In a statement to Business Insider, CEO Jose Cil of Popeyes’ parent company, Restaurant Brands International,acknowledged that his employees “worked really hard, and actually the success that we’ve seen with the launch of the chicken sandwich is really a success that’s been driven by our franchise partners as well as our team members and the restaurants.” As our sister site Splinter noted, SEC filings from January show Cil makes $800,000 a year with a “target bonus opportunity” of up to “300% of his annual salary.” (The median fast-food cook makes $22,330 a year, according to the Bureau of Labor Statistics.)
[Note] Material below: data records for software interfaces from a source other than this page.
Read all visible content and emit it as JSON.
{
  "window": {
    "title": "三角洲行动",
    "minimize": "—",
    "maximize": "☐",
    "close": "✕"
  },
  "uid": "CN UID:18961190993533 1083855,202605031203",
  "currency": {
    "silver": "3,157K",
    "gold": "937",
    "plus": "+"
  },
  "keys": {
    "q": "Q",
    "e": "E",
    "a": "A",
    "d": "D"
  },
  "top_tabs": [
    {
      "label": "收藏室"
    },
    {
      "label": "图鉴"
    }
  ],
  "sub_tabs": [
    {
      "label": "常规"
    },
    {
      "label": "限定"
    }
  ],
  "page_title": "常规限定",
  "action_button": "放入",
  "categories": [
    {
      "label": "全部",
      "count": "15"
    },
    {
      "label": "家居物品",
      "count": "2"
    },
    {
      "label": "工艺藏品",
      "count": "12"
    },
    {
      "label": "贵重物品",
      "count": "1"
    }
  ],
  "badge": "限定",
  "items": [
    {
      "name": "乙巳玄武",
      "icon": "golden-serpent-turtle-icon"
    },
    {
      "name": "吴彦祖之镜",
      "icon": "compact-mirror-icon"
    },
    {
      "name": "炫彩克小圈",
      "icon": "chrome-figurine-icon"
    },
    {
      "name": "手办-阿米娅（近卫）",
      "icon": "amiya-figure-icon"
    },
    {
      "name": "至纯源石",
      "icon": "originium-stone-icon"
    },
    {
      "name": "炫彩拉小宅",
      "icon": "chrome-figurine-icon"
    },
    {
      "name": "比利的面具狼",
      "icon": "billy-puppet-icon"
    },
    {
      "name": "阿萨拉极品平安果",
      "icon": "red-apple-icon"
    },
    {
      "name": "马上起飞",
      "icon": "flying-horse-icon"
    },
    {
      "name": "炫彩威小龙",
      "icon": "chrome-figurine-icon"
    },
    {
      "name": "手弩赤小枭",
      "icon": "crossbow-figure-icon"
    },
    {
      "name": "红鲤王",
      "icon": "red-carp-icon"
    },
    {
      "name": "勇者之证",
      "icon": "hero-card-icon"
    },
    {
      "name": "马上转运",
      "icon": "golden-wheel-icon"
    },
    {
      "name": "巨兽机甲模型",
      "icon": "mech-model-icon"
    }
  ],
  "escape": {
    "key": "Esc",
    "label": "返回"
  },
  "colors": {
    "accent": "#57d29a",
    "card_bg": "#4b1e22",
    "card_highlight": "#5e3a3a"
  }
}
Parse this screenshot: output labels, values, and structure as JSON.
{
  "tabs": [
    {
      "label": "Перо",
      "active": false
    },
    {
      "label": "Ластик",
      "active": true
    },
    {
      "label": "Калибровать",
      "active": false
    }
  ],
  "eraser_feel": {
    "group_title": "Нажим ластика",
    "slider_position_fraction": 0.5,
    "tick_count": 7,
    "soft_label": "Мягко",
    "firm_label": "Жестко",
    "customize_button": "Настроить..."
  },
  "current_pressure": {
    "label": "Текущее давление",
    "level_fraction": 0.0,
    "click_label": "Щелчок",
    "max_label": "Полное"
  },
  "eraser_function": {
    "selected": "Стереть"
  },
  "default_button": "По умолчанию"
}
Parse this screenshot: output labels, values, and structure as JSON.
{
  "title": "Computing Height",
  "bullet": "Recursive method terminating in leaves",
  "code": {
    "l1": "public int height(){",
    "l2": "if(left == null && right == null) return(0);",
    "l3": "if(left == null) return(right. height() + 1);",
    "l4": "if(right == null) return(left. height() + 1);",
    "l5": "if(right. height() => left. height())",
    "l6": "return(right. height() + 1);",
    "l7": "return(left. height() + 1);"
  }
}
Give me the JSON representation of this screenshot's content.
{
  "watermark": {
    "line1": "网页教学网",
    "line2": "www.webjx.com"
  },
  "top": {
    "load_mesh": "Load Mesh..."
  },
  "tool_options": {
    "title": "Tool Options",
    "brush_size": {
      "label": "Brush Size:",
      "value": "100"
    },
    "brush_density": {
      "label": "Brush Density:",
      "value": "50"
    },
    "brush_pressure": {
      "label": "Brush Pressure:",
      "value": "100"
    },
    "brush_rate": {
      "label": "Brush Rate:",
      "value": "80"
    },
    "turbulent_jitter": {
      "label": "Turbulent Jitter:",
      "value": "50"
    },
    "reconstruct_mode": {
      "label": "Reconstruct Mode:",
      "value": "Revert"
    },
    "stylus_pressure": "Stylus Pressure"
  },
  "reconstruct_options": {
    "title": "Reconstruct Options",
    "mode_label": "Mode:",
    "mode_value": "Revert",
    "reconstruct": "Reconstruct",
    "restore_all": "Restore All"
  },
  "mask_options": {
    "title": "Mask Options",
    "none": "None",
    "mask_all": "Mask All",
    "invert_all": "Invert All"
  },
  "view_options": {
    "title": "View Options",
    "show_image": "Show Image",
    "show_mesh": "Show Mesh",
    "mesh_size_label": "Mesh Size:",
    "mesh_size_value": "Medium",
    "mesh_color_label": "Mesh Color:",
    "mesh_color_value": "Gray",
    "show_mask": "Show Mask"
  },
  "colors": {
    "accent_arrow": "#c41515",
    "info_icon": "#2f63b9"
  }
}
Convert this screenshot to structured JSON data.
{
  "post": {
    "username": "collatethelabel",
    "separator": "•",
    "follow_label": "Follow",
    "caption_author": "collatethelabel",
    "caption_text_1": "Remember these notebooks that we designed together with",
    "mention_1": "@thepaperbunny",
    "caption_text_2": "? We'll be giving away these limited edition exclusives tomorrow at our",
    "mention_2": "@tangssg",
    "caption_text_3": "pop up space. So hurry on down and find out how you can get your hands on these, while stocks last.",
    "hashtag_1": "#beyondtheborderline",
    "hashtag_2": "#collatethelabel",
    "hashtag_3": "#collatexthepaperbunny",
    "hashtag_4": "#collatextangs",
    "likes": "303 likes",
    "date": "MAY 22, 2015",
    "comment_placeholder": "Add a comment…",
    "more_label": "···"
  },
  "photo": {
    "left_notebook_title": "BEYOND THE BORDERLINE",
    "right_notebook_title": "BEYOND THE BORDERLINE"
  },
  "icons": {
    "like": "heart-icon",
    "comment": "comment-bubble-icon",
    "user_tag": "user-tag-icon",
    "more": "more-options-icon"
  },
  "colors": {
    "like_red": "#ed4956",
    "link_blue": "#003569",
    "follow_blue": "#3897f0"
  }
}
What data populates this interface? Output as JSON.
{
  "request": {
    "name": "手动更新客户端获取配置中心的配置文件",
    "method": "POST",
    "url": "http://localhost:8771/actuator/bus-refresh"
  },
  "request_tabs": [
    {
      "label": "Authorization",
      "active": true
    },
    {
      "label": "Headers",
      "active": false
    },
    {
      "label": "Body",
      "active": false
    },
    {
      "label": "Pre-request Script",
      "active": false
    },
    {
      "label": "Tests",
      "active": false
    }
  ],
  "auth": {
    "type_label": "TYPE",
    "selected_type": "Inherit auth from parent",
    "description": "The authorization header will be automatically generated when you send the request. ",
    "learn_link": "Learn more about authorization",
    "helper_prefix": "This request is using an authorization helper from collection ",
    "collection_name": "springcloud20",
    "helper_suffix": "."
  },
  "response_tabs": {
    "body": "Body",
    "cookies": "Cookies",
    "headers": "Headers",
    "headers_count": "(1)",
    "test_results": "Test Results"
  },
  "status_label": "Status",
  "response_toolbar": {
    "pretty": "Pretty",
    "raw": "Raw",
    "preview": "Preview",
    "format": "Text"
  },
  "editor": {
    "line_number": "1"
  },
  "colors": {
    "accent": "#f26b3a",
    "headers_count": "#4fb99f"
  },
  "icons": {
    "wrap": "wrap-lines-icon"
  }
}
This is not specifically a problem with the sandwich, or Popeyes’, or even fast-food in general: Low-wage labor in the U.S. is subject to systematically shitty treatment ranging from dangerous working conditions and wage stagnation to rampant wage theft and reclassifying large segments of the workforce as contractors not entitled to basic rights. These problems are deeply entrenched and are not going away without radical reform, which you should support if you enjoy the fruits of other people’s labor, like chicken sandwiches, and not only when you feel guilty about it, like after you realize the chicken sandwich has consequences.